Thanksgiving Day for Mestizaje at Tlatelolco, thanks to Columbus?
Charles Edward Lincoln, III
The question about whether Columbus Day is a good thing or a bad thing (kind of reminds me of Glinda's question to Dorothy: are you a good witch or a bad witch?) is worthy of more than a single thought or two. One place to start with is with what October 12 is to reflect on what this day is called in Canada and Mexico.
In Canada, October 12 is "Thanksgiving Day" (the seasons mandate an earlier harvest up there). I always liked that, but I have a very soft spot in my heart for everything Canadian (prior to the 1990s Chinese invasion, anyhow). In Mexico, October 12 is called "Día de la Raza" (the Day of the Race, specifically the Mestizo Race, which they sometimes call "the Race of Tlatelolco"---Tlatelolco being the final battle in 1521 during which the murderous Aztec were finally defeated by the murderous Spanish Christians).
The Battle of Tlatelolco (now just an internal neighborhood near the heart of sprawling Mexico City, with a monumental open air park called the "Plaza of the Three Cultures" = Spanish, Indian, and Mexican (Mestizo)), is probably the most meaningful monument focused on this day. Columbus' arrival, first in the Bahamas and then in what is now Haiti, only later in Cuba, Jamaica, and Central America, was a lot like the Battle of Tlatelolco: it was an amazing accomplishment for a few poorly equipped European men first to discover and then Conquer the New World.
But was it an unequivocally good thing? NOT from the standpoint of the Arawak or Caribs, who were basically wiped out by European diseases to which they had no immunity within less than a hundred years of the Spanish arrival. NOT from the standpoint of the Aztec inhabitants of Mexico City, who saw their capital completely destroyed.
That Aztec capital, called "Tenochtitlan-Mexico" was a city of "floating Gardens with beautiful temples" compared by the Spanish to Venice, Baghdad, Cairo and Chinese Cities all combined. They had quite simply never seen anything like it. But they filled in the channels between the "floating" islands and laid waste to the temples in the name of Jesus Christ, and slaughtered countless Aztec in the process. Was anyone "saved?" Mexico is now quite nearly a homogeneous Christian country, except for very recent Islamic inroads....
But in the beginning, "conversion" looked more like "murder, rape, and pillage" with very little Salvation to be witnessed. All of the events of the Spanish Conquest of Mexico happened within 30 years of Columbus' landing in what is now Haiti/the Island of Hispañola ("little Spain").

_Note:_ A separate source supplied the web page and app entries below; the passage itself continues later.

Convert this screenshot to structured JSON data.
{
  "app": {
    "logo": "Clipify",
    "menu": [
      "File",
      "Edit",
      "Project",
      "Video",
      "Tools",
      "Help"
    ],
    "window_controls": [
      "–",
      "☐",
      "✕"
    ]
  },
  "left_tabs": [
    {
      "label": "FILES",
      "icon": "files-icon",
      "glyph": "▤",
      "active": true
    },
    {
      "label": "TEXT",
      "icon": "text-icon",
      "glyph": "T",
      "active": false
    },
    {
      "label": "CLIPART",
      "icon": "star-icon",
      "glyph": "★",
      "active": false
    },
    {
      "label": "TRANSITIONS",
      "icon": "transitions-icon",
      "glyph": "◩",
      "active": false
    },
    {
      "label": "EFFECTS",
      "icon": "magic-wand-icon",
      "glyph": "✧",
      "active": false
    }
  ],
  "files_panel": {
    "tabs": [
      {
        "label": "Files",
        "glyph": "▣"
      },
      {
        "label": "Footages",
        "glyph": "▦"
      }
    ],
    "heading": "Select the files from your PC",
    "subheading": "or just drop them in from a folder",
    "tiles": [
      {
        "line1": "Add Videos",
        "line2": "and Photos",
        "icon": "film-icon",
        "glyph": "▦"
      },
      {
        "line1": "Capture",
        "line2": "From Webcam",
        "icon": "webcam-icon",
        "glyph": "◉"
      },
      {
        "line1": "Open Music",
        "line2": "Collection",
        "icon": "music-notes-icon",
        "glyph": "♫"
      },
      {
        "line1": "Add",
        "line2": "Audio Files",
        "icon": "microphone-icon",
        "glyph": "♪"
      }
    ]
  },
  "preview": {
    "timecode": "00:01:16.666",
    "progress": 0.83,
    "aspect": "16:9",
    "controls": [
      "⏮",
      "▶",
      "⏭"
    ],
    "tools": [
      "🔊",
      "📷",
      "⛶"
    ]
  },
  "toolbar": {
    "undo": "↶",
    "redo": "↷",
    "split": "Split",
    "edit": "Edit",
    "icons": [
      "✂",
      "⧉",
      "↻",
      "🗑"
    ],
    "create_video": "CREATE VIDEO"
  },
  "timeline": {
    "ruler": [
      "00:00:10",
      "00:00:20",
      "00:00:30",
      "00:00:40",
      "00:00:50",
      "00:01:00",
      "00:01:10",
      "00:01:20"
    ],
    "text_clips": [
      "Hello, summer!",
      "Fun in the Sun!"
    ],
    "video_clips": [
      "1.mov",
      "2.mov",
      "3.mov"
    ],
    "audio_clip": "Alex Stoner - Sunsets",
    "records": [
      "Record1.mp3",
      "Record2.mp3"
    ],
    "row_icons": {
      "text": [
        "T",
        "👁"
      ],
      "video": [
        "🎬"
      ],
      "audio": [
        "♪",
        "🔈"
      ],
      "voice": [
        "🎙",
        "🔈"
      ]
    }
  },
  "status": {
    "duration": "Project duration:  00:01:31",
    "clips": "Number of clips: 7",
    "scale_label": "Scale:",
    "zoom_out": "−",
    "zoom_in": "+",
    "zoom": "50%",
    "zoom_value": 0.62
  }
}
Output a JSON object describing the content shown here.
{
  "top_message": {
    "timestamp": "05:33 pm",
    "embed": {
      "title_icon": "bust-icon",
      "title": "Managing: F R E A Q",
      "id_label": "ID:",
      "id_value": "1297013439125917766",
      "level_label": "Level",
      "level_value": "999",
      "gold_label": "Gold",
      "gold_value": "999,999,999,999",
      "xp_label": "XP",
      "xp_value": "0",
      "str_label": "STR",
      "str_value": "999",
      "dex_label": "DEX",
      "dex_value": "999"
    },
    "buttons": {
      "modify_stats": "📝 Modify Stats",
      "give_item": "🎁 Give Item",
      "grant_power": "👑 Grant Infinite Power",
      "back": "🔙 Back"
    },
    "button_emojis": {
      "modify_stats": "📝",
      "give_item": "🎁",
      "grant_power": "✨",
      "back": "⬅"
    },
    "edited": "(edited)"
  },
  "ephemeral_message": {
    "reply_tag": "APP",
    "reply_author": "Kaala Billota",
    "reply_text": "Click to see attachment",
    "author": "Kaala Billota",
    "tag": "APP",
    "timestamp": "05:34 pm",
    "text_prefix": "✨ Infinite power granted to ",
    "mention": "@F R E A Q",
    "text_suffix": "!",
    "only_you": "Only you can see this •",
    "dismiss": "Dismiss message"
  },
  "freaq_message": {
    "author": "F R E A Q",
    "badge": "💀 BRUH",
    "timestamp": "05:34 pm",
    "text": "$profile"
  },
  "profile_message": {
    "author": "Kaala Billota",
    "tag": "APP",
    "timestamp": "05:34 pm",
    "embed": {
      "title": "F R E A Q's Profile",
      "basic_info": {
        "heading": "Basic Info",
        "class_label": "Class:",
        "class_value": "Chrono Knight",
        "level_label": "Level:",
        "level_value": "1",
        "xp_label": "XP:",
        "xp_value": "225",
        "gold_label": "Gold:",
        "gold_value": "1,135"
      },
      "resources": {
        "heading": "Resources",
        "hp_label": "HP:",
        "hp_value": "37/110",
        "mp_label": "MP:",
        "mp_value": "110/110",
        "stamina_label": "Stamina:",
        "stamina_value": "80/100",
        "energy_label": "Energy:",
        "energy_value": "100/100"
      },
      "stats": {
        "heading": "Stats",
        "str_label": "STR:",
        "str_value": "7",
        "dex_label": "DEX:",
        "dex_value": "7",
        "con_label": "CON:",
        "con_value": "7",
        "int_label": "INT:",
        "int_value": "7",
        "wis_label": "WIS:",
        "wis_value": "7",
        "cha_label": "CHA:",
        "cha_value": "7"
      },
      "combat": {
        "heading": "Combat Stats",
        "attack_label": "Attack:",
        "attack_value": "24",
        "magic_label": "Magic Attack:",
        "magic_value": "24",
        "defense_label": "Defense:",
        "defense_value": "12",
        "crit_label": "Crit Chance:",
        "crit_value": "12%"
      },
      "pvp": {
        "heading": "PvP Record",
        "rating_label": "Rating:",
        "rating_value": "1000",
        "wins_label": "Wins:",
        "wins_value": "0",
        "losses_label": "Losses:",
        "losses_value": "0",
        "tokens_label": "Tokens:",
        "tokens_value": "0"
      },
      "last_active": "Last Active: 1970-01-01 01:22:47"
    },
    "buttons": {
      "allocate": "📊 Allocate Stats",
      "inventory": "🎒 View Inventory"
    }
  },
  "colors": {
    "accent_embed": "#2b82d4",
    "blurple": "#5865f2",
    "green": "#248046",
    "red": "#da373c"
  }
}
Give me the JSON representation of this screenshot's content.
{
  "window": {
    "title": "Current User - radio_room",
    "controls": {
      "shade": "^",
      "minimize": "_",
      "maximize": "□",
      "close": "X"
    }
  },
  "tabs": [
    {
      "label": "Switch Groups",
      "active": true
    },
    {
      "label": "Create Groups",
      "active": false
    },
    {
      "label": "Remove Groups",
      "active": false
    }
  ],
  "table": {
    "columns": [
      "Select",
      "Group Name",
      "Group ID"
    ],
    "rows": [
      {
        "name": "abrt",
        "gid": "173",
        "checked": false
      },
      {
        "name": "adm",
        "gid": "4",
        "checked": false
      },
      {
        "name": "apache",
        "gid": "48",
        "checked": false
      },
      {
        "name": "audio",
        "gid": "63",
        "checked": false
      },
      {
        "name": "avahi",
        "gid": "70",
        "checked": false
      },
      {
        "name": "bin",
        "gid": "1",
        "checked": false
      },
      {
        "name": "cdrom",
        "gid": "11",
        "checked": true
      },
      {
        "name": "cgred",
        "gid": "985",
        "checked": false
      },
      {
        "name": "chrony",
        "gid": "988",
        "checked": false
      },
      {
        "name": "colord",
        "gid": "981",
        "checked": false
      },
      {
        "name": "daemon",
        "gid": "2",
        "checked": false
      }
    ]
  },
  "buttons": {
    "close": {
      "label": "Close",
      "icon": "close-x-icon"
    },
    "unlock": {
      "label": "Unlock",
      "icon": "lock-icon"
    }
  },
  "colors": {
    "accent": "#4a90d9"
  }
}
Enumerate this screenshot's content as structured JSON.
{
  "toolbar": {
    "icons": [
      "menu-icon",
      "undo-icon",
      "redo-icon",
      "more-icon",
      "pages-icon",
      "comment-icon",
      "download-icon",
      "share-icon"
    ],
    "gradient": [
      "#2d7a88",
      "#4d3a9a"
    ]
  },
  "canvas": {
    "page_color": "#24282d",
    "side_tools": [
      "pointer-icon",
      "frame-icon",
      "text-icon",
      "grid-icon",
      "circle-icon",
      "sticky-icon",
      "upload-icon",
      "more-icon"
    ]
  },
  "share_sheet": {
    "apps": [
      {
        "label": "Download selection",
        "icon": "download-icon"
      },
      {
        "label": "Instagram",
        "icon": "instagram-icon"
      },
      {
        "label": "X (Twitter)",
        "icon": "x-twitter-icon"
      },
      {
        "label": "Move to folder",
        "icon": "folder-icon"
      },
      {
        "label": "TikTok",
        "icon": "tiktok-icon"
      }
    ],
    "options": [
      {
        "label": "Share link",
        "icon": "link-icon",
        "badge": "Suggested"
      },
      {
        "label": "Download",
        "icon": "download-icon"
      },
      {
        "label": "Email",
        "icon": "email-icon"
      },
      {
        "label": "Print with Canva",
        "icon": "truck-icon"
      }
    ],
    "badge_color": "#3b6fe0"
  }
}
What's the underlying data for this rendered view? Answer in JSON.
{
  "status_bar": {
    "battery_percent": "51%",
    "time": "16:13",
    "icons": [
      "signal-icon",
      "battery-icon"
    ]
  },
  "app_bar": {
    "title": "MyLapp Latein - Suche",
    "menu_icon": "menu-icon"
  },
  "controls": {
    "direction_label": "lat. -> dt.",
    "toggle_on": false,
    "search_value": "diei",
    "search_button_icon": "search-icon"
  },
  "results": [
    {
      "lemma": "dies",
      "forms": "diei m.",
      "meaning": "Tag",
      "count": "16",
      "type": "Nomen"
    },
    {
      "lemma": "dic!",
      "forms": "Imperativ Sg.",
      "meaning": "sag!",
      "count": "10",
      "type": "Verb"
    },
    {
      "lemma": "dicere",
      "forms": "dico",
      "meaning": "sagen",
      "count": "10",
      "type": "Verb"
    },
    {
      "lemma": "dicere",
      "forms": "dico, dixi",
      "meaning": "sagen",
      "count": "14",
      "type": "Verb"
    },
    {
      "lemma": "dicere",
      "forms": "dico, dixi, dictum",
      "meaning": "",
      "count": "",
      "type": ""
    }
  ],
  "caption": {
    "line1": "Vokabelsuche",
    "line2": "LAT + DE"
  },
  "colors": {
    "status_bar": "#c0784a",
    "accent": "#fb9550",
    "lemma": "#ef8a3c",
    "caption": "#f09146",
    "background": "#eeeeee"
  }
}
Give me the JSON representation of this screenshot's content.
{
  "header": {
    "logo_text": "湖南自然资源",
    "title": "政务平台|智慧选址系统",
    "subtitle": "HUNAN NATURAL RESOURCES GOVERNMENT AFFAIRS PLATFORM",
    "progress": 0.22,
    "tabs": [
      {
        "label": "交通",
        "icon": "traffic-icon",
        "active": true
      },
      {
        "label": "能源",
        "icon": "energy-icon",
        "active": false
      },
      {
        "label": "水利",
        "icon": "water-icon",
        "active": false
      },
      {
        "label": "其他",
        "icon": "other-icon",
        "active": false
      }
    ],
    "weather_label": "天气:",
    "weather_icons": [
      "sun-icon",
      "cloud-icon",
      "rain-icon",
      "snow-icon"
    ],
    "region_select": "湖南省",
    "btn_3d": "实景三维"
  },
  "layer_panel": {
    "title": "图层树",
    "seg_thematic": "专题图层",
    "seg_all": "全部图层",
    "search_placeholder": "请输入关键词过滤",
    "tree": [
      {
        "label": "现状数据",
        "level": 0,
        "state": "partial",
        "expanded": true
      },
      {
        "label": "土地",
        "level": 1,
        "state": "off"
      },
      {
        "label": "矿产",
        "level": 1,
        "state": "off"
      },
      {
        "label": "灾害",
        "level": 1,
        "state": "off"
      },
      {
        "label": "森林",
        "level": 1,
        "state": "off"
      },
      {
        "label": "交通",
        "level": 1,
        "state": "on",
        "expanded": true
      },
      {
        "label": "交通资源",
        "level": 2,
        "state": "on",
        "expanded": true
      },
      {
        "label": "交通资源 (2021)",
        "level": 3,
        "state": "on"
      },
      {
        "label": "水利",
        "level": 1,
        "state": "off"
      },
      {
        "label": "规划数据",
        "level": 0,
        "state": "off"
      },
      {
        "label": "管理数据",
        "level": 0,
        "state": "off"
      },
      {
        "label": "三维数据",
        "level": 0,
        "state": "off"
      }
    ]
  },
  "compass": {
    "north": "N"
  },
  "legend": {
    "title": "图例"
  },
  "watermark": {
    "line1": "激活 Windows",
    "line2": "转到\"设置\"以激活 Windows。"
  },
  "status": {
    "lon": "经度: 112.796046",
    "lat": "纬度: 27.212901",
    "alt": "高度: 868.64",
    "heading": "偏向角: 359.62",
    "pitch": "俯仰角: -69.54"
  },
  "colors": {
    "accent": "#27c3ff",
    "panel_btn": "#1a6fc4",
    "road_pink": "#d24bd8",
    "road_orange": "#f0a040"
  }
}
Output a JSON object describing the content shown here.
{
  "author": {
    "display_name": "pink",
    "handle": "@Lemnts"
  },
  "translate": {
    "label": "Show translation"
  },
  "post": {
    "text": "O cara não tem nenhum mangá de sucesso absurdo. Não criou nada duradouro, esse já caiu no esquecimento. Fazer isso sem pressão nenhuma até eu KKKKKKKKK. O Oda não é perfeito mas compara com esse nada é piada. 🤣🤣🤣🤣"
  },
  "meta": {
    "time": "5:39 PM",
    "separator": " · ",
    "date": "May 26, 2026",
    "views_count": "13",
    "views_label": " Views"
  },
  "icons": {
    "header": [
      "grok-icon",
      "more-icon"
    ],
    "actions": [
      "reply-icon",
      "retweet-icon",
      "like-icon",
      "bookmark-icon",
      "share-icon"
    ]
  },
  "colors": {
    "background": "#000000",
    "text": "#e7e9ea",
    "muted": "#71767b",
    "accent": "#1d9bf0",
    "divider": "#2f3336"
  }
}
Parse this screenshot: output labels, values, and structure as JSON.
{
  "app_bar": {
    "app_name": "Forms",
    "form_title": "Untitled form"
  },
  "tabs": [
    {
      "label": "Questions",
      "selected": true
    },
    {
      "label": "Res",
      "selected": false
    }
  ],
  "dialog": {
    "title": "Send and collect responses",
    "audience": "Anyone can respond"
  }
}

The population of Haiti was neither as dense nor as advanced as the Aztec, there were no Cities or Imperial Gardens on Hispañola AT ALL. And certainly no gold, which was Columbus' first disappointment. But finding no gold, Columbus decided to enslave the people of the Island. Unlike African slavery, he didn't buy them from their owners, he just used swords and guns and chains and put them to work.
In general, Columbus should be regarded as a brilliant navigator, and major star of world history, but a terrible Colonial administrator. So he was simultaneously great and horrible, miraculous and appalling. His sponsors, King Ferdinand and Queen Isabella, imprisoned Columbus at least twice in the 13 years after 1492, and Columbus died in disgrace. However, the Great Navigator's heirs fought in the Spanish Courts for another 30-40 years after Columbus himself died in what are called the "Pleitos Colombinos" and won significant family rewards.... and they are still a noble family in Spain to this day, 529 years later....the current 18th Duke of Veragua is named Don Cristobal Colón and he is a direct descendant of Columbus' only son Diego (http://www.christopher-columbus.eu/columbus-genealogy.htm)
So Columbus was, like so many human being, a bundle of contradictions, although his Zenith and Nadir were higher than most of ours. October 12, 1492, the landing on Watling Island (aka San Salvador in the Bahamas) and the two months after (until Christmas) were, after the Crucifixion and Resurrection of Christ, and the weeks until his Ascension, were probably the most import and transformative couple of months in the history of the world. Nothing was ever the same after Christ Rose from the Grave, and nothing could ever be the same after Columbus' rag-tag band of sailors spent three months or so in the Caribbean.
In some ways, many ways actually, I wish the Vikings of Vinland/Newfoundland had established the permanent link between Europe and North America. It would have been much easier on the American Aborigines for one thing, because a northern passage would not have so suddenly introduced a plethora of Mediterranean and African diseases to an unsuspecting continent.
So, in short, I think it is right that we celebrate Columbus Day as both Thanksgiving and the Day of the Race. Our Race, the European Race, conquered for a while but we will always get the prize for innovation and discovery and for curiosity of mind and philosophical experimentation (leading to "science").